Find the word "flags" in the listing. Copy out each line where it occurs.

### LISTED RECORDS

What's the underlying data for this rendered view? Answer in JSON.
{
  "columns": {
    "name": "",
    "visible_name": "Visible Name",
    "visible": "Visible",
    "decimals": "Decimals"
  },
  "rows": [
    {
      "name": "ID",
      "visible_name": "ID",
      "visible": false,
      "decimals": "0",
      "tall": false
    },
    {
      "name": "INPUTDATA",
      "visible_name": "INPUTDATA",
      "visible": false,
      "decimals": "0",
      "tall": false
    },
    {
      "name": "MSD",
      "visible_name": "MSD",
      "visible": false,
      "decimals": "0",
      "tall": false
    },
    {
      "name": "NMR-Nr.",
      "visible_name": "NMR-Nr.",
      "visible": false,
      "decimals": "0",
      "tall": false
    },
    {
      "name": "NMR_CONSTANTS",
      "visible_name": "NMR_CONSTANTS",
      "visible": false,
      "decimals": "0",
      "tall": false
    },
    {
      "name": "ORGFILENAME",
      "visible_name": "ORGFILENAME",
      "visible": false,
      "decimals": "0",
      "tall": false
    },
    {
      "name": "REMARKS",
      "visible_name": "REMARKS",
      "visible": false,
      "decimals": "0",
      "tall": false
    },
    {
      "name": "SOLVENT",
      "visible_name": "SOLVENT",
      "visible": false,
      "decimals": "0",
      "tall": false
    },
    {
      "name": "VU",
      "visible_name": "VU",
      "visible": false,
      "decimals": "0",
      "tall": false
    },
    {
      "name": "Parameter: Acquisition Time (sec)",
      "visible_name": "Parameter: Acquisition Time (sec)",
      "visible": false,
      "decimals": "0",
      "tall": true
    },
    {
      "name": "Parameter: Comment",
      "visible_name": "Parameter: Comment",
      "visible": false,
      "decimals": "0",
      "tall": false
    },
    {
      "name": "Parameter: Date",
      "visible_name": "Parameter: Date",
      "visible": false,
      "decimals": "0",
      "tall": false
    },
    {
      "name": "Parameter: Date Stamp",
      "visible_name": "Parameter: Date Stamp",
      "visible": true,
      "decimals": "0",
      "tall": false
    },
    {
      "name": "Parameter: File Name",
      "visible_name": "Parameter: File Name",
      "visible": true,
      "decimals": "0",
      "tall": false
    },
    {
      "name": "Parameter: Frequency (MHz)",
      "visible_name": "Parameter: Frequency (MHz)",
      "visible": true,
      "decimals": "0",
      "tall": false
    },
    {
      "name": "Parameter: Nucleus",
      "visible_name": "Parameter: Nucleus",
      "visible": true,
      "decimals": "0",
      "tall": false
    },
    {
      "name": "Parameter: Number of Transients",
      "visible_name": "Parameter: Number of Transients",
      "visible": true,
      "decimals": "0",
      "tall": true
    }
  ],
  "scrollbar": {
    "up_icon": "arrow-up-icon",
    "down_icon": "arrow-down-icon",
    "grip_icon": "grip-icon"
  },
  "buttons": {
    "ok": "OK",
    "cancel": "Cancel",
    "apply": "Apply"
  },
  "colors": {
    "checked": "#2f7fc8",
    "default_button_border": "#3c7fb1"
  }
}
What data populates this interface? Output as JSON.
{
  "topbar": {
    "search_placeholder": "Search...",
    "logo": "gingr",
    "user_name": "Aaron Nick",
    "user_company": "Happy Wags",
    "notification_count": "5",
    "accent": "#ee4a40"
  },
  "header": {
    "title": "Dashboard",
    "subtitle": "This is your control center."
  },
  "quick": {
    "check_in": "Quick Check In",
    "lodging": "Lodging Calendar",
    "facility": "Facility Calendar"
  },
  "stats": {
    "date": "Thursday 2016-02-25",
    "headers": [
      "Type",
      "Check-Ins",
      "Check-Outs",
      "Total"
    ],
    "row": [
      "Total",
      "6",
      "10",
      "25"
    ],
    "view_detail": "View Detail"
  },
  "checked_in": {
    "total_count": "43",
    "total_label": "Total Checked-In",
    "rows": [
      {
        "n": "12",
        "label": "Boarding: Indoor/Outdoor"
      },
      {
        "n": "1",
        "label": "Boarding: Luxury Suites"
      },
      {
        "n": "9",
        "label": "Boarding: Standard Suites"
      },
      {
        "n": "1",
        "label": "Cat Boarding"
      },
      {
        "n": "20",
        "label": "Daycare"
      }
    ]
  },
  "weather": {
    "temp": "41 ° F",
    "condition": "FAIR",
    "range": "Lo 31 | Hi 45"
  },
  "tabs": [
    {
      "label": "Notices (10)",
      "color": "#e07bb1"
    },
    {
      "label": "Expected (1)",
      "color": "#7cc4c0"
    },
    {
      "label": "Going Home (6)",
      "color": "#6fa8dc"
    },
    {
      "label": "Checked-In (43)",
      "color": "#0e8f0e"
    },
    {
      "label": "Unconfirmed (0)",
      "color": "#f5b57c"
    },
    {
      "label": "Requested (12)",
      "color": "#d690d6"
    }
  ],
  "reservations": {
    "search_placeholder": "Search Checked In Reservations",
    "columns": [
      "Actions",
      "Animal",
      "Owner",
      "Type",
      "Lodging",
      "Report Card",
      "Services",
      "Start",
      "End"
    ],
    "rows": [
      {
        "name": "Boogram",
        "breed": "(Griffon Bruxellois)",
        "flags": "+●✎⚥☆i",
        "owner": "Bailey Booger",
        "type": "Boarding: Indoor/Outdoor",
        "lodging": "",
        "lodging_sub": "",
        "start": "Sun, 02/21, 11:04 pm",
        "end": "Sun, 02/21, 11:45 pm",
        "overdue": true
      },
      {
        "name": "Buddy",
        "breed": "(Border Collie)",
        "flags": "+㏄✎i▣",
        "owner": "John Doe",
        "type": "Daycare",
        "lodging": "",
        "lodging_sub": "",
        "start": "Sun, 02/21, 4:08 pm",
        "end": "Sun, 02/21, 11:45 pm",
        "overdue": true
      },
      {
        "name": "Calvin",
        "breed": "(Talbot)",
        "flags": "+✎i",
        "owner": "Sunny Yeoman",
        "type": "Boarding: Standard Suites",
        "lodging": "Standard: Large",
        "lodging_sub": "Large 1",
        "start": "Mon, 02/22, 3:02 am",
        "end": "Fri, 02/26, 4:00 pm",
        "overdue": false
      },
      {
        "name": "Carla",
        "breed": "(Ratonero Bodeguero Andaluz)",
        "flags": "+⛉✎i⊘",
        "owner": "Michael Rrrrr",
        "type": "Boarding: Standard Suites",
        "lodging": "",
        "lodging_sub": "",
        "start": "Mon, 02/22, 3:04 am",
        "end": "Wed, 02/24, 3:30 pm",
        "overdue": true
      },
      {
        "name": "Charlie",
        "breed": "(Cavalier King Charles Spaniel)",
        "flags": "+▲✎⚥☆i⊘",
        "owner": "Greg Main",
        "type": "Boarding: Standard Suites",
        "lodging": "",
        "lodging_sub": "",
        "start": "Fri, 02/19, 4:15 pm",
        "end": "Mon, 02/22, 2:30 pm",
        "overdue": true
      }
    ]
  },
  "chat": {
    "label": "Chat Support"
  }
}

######

*WRITTEN SOLUTION*.
        "flags": "+●✎⚥☆i",
        "flags": "+㏄✎i▣",
        "flags": "+✎i",
        "flags": "+⛉✎i⊘",
        "flags": "+▲✎⚥☆i⊘",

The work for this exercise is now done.